● **PROBLEM DESCRIPTION**
From the first entry to the last, repeat them all exactly.

● **EXTRACTED MATERIAL**
###

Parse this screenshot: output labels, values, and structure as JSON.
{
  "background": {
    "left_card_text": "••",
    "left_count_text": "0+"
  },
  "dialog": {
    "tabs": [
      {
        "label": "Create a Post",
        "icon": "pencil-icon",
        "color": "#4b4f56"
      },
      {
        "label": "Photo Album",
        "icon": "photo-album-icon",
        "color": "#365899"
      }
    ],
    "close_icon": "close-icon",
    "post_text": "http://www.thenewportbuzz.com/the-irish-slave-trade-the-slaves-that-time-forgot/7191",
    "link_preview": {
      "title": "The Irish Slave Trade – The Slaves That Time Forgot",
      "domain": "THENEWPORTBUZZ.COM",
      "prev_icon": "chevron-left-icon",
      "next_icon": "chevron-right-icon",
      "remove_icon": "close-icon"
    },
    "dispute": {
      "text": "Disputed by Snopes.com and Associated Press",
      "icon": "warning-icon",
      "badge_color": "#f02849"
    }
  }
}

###

● **EXERCISE RESULT**
Parse this screenshot: output labels, values, and structure as JSON.
{
  "background": {
    "left_card_text": "••",
    "left_count_text": "0+"
  },
  "dialog": {
    "tabs": [
      {
        "label": "Create a Post",
        "icon": "pencil-icon",
        "color": "#4b4f56"
      },
      {
        "label": "Photo Album",
        "icon": "photo-album-icon",
        "color": "#365899"
      }
    ],
    "close_icon": "close-icon",
    "post_text": "http://www.thenewportbuzz.com/the-irish-slave-trade-the-slaves-that-time-forgot/7191",
    "link_preview": {
      "title": "The Irish Slave Trade – The Slaves That Time Forgot",
      "domain": "THENEWPORTBUZZ.COM",
      "prev_icon": "chevron-left-icon",
      "next_icon": "chevron-right-icon",
      "remove_icon": "close-icon"
    },
    "dispute": {
      "text": "Disputed by Snopes.com and Associated Press",
      "icon": "warning-icon",
      "badge_color": "#f02849"
    }
  }
}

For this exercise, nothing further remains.